CEO, Alawar Five-BN
The main feature of Sprill and Ritchie: Adventures in Time was its scale. You’ll need six to eight hours of gameplay time to beat the game. And I’m talking about skilled casual gamers with solid experience in the hidden object genre. Novices will need much more time.
The creation of this game was very labor- and resource-intensive and took us around eight months to complete. First, we created a story and revised it several times. Our writers did their best to fill the dialog with humor and spice it up. Attentive gamers will notice some cultural references, especially the ones to House M.D., a super-popular TV series.
We created detailed descriptions for each game location with comments on each quest element and item. Then we created artwork for each location and detailed schemes for mini-games. Work on the actual graphics started after that, when the approved art concepts were inserted directly into the project. Once done, we applied actions and special effects to them and started the long and scrupulous testing phase.

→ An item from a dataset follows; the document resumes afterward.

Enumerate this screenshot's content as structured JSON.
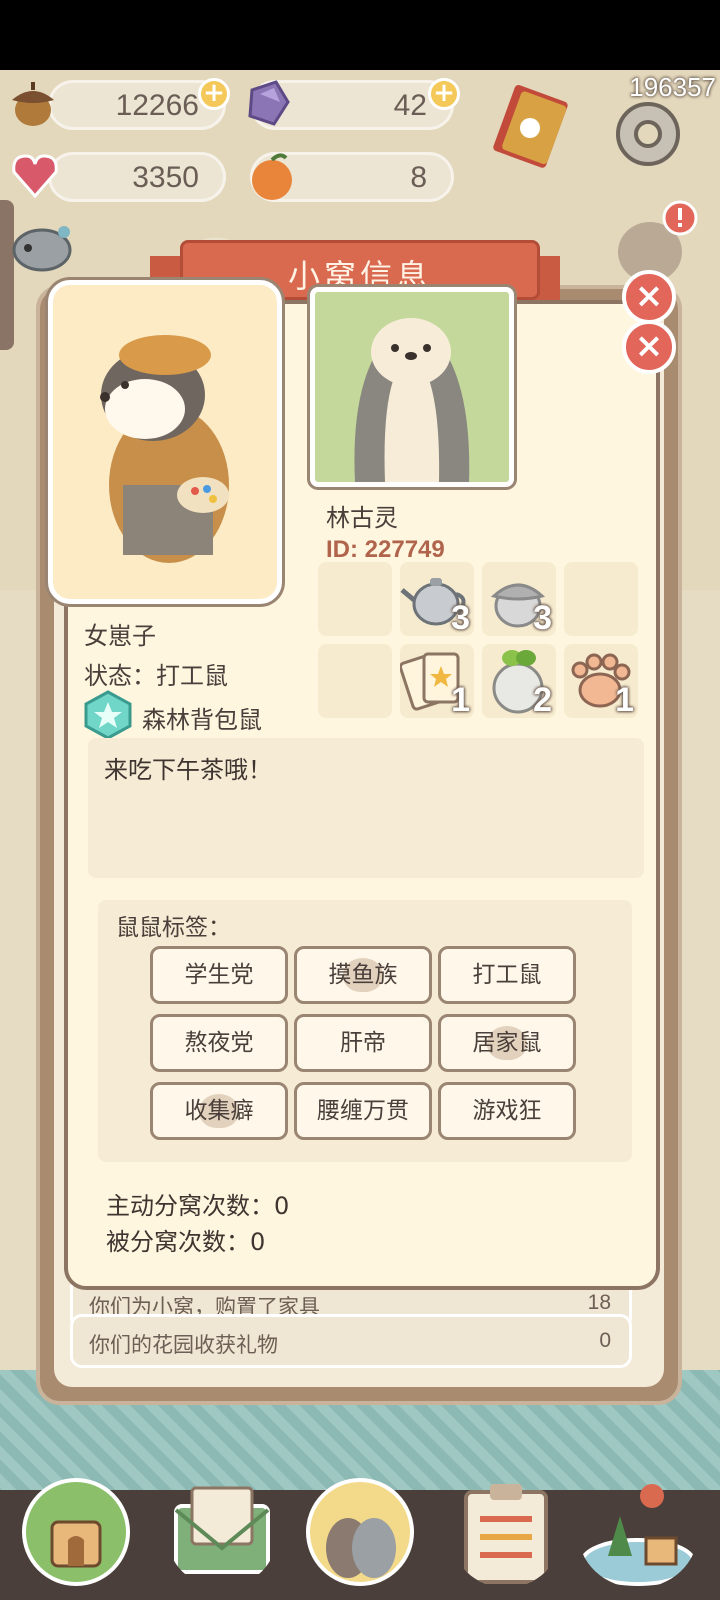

While talking about the sequel, I cannot help comparing it to the original game. Sprill has changed and become more mature, as we seriously changed the in-game mechanics and made them more exciting. Now you need to search for objects united by a single property (as in The Treasures of Mystery Island) or collect their parts (as in Magic Encyclopedia). We did our best to fill these searches with a sense of purpose (unlike in many hidden object games) and back them with a good story. For instance, if Sprill is getting ready for a long journey, he’ll need to find all of his travel gear and pack some food. In another episode, the little fox must find every modern item to prevent a global catastrophe.

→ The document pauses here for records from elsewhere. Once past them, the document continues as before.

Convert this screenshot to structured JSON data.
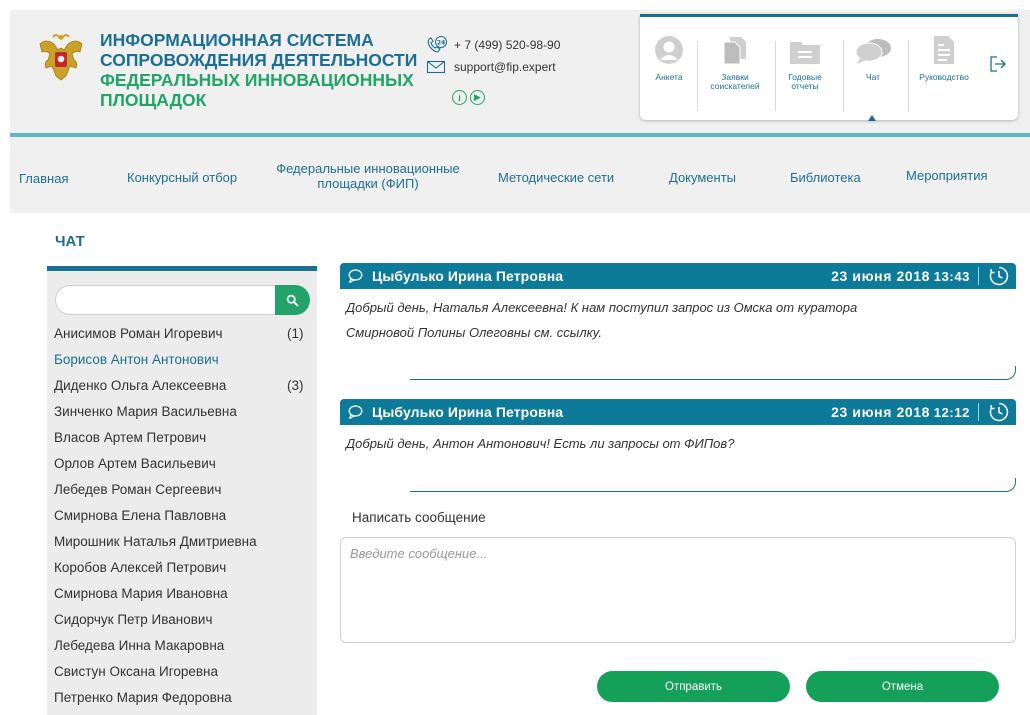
{
  "header": {
    "title_line1": "ИНФОРМАЦИОННАЯ СИСТЕМА",
    "title_line2": "СОПРОВОЖДЕНИЯ ДЕЯТЕЛЬНОСТИ",
    "title_line3": "ФЕДЕРАЛЬНЫХ ИННОВАЦИОННЫХ",
    "title_line4": "ПЛОЩАДОК",
    "phone": "+ 7 (499) 520-98-90",
    "email": "support@fip.expert",
    "icons": [
      "emblem-icon",
      "phone-24-icon",
      "mail-icon",
      "info-icon",
      "play-icon"
    ]
  },
  "user_panel": {
    "items": [
      {
        "label": "Анкета",
        "icon": "user-avatar-icon"
      },
      {
        "label": "Заявки соискателей",
        "icon": "documents-icon"
      },
      {
        "label": "Годовые отчеты",
        "icon": "folder-icon"
      },
      {
        "label": "Чат",
        "icon": "chat-icon"
      },
      {
        "label": "Руководство",
        "icon": "manual-icon"
      }
    ],
    "logout_icon": "logout-icon"
  },
  "nav": {
    "items": [
      "Главная",
      "Конкурсный отбор",
      "Федеральные инновационные",
      "площадки (ФИП)",
      "Методические сети",
      "Документы",
      "Библиотека",
      "Мероприятия"
    ]
  },
  "page": {
    "title": "ЧАТ"
  },
  "sidebar": {
    "search_placeholder": "",
    "contacts": [
      {
        "name": "Анисимов Роман Игоревич",
        "count": "(1)"
      },
      {
        "name": "Борисов Антон Антонович",
        "count": ""
      },
      {
        "name": "Диденко Ольга Алексеевна",
        "count": "(3)"
      },
      {
        "name": "Зинченко Мария Васильевна",
        "count": ""
      },
      {
        "name": "Власов Артем Петрович",
        "count": ""
      },
      {
        "name": "Орлов Артем Васильевич",
        "count": ""
      },
      {
        "name": "Лебедев Роман Сергеевич",
        "count": ""
      },
      {
        "name": "Смирнова Елена Павловна",
        "count": ""
      },
      {
        "name": "Мирошник Наталья Дмитриевна",
        "count": ""
      },
      {
        "name": "Коробов Алексей Петрович",
        "count": ""
      },
      {
        "name": "Смирнова Мария Ивановна",
        "count": ""
      },
      {
        "name": "Сидорчук Петр Иванович",
        "count": ""
      },
      {
        "name": "Лебедева Инна Макаровна",
        "count": ""
      },
      {
        "name": "Свистун Оксана Игоревна",
        "count": ""
      },
      {
        "name": "Петренко Мария Федоровна",
        "count": ""
      }
    ]
  },
  "messages": [
    {
      "author": "Цыбулько Ирина Петровна",
      "date": "23 июня 2018",
      "time": "13:43",
      "line1": "Добрый день, Наталья Алексеевна! К нам поступил запрос из Омска от куратора",
      "line2": "Смирновой Полины Олеговны см. ссылку."
    },
    {
      "author": "Цыбулько Ирина Петровна",
      "date": "23 июня 2018",
      "time": "12:12",
      "line1": "Добрый день, Антон Антонович! Есть ли запросы от ФИПов?",
      "line2": ""
    }
  ],
  "compose": {
    "label": "Написать сообщение",
    "placeholder": "Введите сообщение...",
    "send_label": "Отправить",
    "cancel_label": "Отмена"
  },
  "colors": {
    "brand_blue": "#1d6f91",
    "brand_green": "#22a36a",
    "message_header": "#0d7a99",
    "button_green": "#15a05a",
    "panel_gray": "#f0f0f0"
  }
}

We also added the ability to apply one item to another, just like you do in hardcore adventure games. It might have complicated the gameplay slightly, but there aren’t many situations of this kind in Sprill & Ritchie. I hope these manipulations don’t cause problems for you. If they do, you can always use the hint feature.
If you take a close look at the screenshots, you’ll notice the improved graphics. In the first two Sprill games, our fox travelled through an underwater world, which had corresponding backgrounds. In Sprill & Ritchie, Sprill embarks on an exciting journey across various countries and time periods, and interacts with all kinds of cultures. He starts out in the caves of the Stone Age and then visits medieval castles and Egyptian pyramids, only to finish his adventure in the scientific laboratories and automated factories of the distant future.

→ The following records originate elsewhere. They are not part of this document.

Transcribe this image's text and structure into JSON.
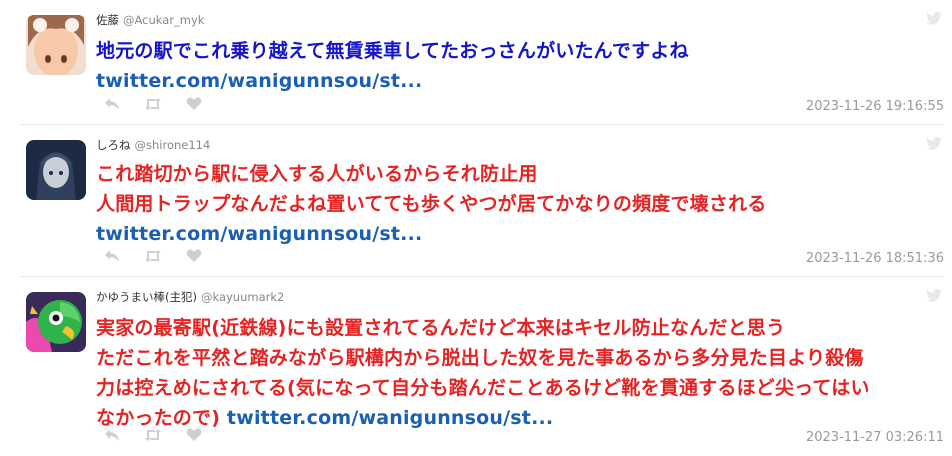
{
  "tweets": [
    {
      "display_name": "佐藤",
      "screen_name": "@Acukar_myk",
      "text_lines": [
        "地元の駅でこれ乗り越えて無賃乗車してたおっさんがいたんですよね"
      ],
      "link_text": "twitter.com/wanigunnsou/st...",
      "timestamp": "2023-11-26 19:16:55",
      "text_color": "#1414c8"
    },
    {
      "display_name": "しろね",
      "screen_name": "@shirone114",
      "text_lines": [
        "これ踏切から駅に侵入する人がいるからそれ防止用",
        "人間用トラップなんだよね置いてても歩くやつが居てかなりの頻度で壊される"
      ],
      "link_text": "twitter.com/wanigunnsou/st...",
      "timestamp": "2023-11-26 18:51:36",
      "text_color": "#e62323"
    },
    {
      "display_name": "かゆうまい棒(主犯)",
      "screen_name": "@kayuumark2",
      "text_lines": [
        "実家の最寄駅(近鉄線)にも設置されてるんだけど本来はキセル防止なんだと思う",
        "ただこれを平然と踏みながら駅構内から脱出した奴を見た事あるから多分見た目より殺傷",
        "力は控えめにされてる(気になって自分も踏んだことあるけど靴を貫通するほど尖ってはい",
        "なかったので)"
      ],
      "link_text": "twitter.com/wanigunnsou/st...",
      "timestamp": "2023-11-27 03:26:11",
      "text_color": "#e62323"
    }
  ],
  "icons": {
    "reply": "reply-icon",
    "retweet": "retweet-icon",
    "like": "heart-icon",
    "brand": "twitter-bird-icon"
  },
  "colors": {
    "link": "#1a5fb4",
    "action_icon": "#cfcfcf",
    "timestamp": "#9a9a9a"
  }
}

As for the game engine, it didn’t change much, although we did decrease the load time and optimize memory consumption.
Sprill is truly unstoppable now, so Adventures in Time will hardly be the last game in this series.
I’d like to congratulate all of my colleagues here at Alawar Five-BN on the completion of such a large and lengthy project. Thank you so much! We did an excellent job of improving the quality of the game and creating lots of exciting content. When we were approaching the final stage of development, we thought about splitting the quest into two separate games and selling them as independent products, as each part contained four to five hours of gameplay, but we decided to release a title that was much longer than other products in the hidden object genre. Our fans deserve it!